California Fashion Association:
The Price Tag For Being a Copy Cat - A Claim of Infringement
by Crystal A. Zarpas
We all remember the day when a blouse was a blouse and once it hit the runway, in most instances, it was fair game for copying. While copying certainly is the ultimate compliment, in today's fashion world, you better think twice before you do it.
Of particular concern today is a garment which embodies an original (graphic or other) design or an original fabric pattern.

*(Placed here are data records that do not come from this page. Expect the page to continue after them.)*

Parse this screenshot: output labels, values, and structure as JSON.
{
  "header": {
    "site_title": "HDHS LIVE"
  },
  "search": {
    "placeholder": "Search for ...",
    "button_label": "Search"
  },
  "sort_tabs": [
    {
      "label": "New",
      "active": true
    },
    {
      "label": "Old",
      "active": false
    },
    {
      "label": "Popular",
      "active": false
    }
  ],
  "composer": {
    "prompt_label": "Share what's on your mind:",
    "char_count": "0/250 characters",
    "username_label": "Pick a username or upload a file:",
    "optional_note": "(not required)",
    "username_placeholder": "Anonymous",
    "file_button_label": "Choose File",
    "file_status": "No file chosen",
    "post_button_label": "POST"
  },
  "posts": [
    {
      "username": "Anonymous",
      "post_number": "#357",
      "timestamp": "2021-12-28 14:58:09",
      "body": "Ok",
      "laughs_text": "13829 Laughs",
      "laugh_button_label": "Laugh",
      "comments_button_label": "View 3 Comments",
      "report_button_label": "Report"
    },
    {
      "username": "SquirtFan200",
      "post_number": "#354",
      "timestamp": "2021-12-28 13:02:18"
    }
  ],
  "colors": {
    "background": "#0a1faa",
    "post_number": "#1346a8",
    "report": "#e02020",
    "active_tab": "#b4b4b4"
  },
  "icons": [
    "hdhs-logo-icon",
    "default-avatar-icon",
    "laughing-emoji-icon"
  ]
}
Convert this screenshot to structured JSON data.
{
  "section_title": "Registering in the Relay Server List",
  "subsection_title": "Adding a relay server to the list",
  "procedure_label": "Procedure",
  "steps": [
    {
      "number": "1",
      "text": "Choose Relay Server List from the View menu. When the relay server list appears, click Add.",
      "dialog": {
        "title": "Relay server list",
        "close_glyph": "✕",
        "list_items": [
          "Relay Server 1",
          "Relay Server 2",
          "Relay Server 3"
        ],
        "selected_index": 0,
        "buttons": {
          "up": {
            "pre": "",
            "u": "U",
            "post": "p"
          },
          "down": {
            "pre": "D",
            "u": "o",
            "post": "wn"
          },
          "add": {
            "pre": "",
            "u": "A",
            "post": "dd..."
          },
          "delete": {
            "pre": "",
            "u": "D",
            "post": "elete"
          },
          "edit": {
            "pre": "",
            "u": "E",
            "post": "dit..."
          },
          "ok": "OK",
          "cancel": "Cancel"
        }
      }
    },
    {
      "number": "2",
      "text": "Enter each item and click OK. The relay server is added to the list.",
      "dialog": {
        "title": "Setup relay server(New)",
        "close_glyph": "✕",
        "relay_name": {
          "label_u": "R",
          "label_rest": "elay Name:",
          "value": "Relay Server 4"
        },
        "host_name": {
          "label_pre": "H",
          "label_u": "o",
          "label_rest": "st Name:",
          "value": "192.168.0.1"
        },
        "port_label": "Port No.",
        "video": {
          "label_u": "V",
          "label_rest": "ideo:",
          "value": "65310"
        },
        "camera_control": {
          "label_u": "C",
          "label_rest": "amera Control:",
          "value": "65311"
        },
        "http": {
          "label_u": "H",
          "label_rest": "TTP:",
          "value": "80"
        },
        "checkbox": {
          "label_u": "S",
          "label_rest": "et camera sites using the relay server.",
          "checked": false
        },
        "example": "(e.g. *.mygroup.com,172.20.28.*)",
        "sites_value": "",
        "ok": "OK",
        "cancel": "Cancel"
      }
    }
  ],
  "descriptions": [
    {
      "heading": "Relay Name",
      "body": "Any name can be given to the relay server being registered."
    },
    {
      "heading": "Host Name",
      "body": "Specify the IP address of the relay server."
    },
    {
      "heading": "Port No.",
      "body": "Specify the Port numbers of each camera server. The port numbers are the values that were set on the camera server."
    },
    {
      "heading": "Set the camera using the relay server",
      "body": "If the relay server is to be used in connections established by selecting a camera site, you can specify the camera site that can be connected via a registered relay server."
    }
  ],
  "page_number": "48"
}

While the structure of the garment may not necessarily be protected from being copied, the original design or fabric pattern it embodies just may be considered "intellectual property", which is protected by law.
Intellectual property comes in several forms; a copyright, a trademark or a design patent; and all of these forms of protected intellectual property must be taken into consideration before you take the liberty of copying someone else's original design or fabric pattern. The terms "copyright", "trademark" and "patent" often are confused and used interchangeably but they are 3 different concepts which afford very different legal rights to the owner.
Copyright law protects artistic, literary, musical, dramatic and audiovisual works fixed in a tangible medium of expression and regulates the use of these materials by someone other than the owner. A trademark is any word or symbol used by a manufacturer to identify his products and distinguish them from those sold or manufactured by another. Patent law regulates the making, use or selling of a patented invention by someone other than the owner.
It is important to note that there are many overlaps in the law in this area and it may be appropriate for the owner, as additional lines of defense against infringers, to file for not only copyright protection but trademark and design patent protection as well. This would be decided on a case by case basis depending upon the nature of what the owner is seeking to protect. For example, if you intended to use an original design over and over again as a logo to identify the product as your own, then it may be appropriate to apply for trademark protection as well as copyright protection.
And if you are not the owner of the original design or fabric pattern, you had better think twice before using it without the owner’s permission. Worst case scenario - you use someone else's protected original design or fabric pattern, you receive a cease and desist from the owner, a law suit is filed against you for infringement, your unlawful conduct may be enjoined by a United States federal court, the infringing goods may be seized and forfeited and you and your buyers will be liable for damages, disgorgement of profits, costs and the owner's attorney's fees.
The price tag for being a Copy Cat can be pretty staggering, indeed. !!!